It can also be castrating.
"True. I don't know why, but I have to say to both of my parents' credit that they were always supportive and I was careful to protect myself from a very young age, to safeguard myself from every danger. I think I was born with very measured energies. I identify closely for example with Agnon's Tehila, who safeguarded her words. I too feel I have a limited store [of them] and I operate accordingly."
And you are also married to a successful writer. Is there jealousy?
"You can take anything to such a place and say, 'Why is he like this and I'm like that,' but the moment you understand that you are what you are, then on the contrary, it is very inspiring. Again, because we are a man and a woman, because we are terribly different, our way of seeing things is different; he's into the plot, the story. I'm into the poem. Etgar is an 'alpha male.'"
'Won't take my clothes off'
Why did you stop acting?
"I love acting and miss it, but I am not suitable for everything. I can do few things and I need to find the thing that I love. Because I make a living from other things, I can afford to pick and choose. I have many limitations. I am dreadfully shy, so if it calls for taking my clothes off, I won't do it. Or, if I suddenly read very poor language [in a script] I won't take the role. Whenever I take a script in hand I pray it will be good."
The work she did with Noa Dar for "Feathercloud" was inspired by Geffen's relationship with Lev. "I value Noa greatly because she raises the bar instead of lowering it. She approached me about writing texts and it was an interesting process, how not to castrate a dance piece. In the end I wrote dialogues that came out of my relationship with my son. It's like mini-conversations about change and transformation.
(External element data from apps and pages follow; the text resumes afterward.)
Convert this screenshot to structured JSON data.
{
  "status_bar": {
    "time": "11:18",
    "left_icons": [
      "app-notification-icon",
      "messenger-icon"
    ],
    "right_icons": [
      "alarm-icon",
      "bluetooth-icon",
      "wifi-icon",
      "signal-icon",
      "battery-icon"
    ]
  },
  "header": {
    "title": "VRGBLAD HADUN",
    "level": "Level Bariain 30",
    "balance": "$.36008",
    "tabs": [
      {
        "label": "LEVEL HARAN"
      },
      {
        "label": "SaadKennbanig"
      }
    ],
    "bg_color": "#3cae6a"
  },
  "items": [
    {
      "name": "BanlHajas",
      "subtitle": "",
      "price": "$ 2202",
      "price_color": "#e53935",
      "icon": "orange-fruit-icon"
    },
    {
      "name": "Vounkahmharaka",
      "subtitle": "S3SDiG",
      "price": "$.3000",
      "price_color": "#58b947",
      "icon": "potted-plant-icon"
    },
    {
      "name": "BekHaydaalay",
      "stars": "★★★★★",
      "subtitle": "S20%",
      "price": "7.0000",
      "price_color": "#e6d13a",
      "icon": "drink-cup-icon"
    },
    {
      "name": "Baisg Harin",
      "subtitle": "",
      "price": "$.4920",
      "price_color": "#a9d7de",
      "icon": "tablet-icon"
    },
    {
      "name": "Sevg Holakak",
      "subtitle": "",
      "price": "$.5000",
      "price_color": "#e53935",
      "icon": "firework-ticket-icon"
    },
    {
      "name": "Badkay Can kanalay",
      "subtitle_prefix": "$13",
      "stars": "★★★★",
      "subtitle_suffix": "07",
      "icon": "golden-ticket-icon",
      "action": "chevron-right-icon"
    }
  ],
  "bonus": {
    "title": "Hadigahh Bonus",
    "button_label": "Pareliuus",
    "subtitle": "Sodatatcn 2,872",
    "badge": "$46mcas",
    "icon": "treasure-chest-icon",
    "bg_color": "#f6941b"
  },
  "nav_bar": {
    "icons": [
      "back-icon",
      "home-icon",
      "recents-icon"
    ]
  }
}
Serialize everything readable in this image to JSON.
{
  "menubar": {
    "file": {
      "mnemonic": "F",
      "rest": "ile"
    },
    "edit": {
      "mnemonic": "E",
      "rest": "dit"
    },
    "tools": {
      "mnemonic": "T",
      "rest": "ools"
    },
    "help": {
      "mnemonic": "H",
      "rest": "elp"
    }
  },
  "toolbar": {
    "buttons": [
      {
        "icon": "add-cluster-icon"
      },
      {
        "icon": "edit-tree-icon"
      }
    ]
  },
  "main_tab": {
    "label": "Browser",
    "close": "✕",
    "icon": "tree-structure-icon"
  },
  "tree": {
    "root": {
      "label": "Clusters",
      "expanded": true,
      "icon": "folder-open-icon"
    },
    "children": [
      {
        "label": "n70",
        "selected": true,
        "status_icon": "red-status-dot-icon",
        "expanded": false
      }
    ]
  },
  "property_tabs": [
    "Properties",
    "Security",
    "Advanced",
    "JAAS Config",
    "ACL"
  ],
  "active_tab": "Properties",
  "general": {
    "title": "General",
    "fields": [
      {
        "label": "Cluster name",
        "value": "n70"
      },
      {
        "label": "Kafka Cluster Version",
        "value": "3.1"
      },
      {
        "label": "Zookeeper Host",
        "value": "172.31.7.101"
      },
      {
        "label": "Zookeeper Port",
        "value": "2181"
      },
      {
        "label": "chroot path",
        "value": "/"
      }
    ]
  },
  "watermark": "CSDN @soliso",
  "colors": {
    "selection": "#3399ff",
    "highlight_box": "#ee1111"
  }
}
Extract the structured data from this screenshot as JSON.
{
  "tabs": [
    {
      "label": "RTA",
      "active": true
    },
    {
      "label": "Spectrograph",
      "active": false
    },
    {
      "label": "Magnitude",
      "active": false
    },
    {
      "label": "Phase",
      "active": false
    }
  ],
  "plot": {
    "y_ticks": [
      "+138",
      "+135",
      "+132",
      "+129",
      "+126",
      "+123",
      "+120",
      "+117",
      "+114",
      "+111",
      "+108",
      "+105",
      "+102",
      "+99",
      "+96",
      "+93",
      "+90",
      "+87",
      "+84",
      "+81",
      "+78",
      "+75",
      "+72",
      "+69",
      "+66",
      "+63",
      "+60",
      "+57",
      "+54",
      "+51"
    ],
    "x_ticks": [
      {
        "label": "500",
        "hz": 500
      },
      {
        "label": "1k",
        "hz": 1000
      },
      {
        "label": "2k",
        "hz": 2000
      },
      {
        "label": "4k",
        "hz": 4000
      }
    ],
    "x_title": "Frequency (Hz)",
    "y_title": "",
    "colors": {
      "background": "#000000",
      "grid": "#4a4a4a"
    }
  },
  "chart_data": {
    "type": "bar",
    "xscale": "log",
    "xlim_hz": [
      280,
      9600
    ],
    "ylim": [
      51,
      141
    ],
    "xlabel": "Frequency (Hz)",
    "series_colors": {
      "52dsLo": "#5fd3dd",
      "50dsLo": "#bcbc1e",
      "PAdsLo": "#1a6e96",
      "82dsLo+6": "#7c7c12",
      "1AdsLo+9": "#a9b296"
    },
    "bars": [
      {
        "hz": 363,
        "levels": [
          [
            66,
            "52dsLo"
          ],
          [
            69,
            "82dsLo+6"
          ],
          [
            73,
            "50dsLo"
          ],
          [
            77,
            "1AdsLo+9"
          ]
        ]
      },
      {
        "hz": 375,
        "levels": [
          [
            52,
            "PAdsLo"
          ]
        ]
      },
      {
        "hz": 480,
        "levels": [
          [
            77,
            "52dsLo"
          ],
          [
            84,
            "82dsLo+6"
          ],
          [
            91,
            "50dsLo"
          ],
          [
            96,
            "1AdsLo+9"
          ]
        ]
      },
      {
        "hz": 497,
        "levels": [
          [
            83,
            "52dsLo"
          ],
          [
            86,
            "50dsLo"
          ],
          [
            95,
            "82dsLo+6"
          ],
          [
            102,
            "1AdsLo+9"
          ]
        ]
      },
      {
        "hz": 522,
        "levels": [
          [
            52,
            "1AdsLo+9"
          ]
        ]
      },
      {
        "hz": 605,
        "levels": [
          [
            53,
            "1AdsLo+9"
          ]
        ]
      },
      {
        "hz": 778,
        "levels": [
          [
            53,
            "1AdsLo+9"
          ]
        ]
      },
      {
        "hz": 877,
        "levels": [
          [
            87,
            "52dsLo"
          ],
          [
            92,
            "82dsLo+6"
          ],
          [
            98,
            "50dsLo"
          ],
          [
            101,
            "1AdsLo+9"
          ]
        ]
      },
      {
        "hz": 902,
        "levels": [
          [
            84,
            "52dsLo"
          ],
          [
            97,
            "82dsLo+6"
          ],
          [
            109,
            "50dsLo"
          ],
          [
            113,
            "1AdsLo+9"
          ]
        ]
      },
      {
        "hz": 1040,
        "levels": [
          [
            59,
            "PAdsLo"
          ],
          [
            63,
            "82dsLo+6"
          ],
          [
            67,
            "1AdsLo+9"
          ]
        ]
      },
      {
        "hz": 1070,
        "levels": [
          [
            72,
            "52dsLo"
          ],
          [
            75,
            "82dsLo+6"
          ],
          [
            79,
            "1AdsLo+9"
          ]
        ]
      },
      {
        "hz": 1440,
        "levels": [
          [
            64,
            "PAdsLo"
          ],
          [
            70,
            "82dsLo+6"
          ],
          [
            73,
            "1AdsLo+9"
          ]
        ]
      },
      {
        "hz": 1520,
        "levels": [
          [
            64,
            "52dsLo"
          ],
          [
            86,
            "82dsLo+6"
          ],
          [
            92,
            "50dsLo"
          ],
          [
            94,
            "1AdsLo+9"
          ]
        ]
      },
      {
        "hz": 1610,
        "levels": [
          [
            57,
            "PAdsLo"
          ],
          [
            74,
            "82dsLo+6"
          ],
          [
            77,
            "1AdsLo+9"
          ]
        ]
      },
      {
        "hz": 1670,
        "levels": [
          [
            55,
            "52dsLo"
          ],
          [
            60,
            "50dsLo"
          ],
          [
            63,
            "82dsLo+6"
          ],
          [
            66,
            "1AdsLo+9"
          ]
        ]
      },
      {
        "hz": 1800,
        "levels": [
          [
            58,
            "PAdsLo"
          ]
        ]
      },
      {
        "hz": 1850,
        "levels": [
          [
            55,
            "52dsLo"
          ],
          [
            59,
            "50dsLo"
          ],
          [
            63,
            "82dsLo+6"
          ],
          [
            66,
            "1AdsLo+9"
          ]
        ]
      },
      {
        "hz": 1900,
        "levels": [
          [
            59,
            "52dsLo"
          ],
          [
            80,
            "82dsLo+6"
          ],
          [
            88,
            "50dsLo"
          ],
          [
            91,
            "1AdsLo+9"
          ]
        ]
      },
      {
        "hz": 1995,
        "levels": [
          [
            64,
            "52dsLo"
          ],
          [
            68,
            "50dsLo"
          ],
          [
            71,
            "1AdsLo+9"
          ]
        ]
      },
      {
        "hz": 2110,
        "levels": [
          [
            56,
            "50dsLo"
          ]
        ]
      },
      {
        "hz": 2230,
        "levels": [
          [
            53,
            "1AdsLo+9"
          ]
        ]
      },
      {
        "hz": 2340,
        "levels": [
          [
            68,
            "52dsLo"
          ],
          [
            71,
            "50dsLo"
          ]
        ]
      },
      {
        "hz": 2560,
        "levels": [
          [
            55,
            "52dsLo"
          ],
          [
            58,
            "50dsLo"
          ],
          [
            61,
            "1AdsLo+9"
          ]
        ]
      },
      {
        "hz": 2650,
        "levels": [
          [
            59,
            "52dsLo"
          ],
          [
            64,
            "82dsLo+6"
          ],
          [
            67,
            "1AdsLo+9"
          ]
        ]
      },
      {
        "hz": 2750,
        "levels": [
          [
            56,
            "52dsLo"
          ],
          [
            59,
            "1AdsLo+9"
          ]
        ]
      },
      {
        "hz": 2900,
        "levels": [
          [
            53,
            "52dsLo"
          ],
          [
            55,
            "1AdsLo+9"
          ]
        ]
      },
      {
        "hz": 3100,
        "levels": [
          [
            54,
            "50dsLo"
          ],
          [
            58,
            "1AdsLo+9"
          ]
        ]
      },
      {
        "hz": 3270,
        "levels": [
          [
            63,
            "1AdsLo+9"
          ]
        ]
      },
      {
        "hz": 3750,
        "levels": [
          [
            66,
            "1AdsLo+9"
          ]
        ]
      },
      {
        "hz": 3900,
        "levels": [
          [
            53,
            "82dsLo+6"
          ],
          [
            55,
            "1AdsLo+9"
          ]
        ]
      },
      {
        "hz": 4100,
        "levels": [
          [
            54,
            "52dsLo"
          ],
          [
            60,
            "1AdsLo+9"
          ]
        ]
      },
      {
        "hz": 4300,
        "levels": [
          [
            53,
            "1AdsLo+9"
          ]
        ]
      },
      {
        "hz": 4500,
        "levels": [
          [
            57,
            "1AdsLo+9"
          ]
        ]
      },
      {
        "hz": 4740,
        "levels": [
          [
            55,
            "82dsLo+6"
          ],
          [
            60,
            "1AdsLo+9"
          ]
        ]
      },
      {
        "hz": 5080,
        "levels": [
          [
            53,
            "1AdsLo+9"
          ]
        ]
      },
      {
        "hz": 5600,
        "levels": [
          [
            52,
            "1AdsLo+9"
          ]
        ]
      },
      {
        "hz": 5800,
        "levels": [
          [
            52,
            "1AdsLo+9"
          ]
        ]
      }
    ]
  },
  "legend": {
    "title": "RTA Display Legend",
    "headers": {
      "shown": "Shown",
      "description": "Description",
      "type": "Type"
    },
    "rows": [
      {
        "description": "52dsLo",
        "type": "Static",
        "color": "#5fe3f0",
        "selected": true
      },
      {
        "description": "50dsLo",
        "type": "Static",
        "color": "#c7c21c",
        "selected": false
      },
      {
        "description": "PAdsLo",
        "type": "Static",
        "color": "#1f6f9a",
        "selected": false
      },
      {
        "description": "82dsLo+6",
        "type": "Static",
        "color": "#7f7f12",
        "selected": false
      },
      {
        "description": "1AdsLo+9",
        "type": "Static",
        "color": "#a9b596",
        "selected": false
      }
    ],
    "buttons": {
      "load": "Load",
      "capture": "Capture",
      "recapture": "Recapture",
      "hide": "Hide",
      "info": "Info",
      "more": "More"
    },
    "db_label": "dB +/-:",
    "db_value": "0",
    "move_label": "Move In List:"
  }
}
We also recorded it in our own voices, my son and I, and also Etgar's mother participated. There was something authentic and also very interesting about it.
When she observed children watching early performances of the show, Geffen noticed that they were "very focused," that they were "concentrating without being disturbed, not like at the Festival, where they can't focus because they are not allowed - they must be distracted. Here they can concentrate. I feel this is a type of education they don't get enough of: to sit and listen, [in a situation] where the child has to make the connections in his mind, where he remains with questions and no answers."
You do a lot of things: movies, dance, books, acting.
"I like a lot of things. I really love dance, I would really like to be a dancer if I could be one, but I can't ... When I was little I was in the Netanya kiddie troupe and we performed at the Independence Day show, 20 girls on the stage. My mother told me she recognized me by my being a split second after everyone. Dance is a fantasy I have. But I guess I won't ever be a real dancer."
The screenplay for the film she is hoping to direct was written four years ago, "and now I am at the fundraising stage. I am hoping to shoot next year."
A movie is a big deal. Aren't you scared?
"Of what? That it will fail? What's the alternative? What would I do otherwise?"
How did you get through Operation Pillar of Defense?
"Kids unload their traumas after a while. When there were missiles and sirens and we ran to the stairwell, Lev was fine, but now he's told my mother that he wants to move to another country because he wants a place without wars. I would do anything for him, for his future. If there is going to be Liebermania here, then that is a consideration. My child is the most important thing to me.... I am a bleeding-heart liberal even if that's considered a curse today, but I refuse to become ugly, and refuse to let them make my son's soul ugly. There must be peace here. It isn't wacky, it is crucial, and so long as I am here, I will fight for it in my way."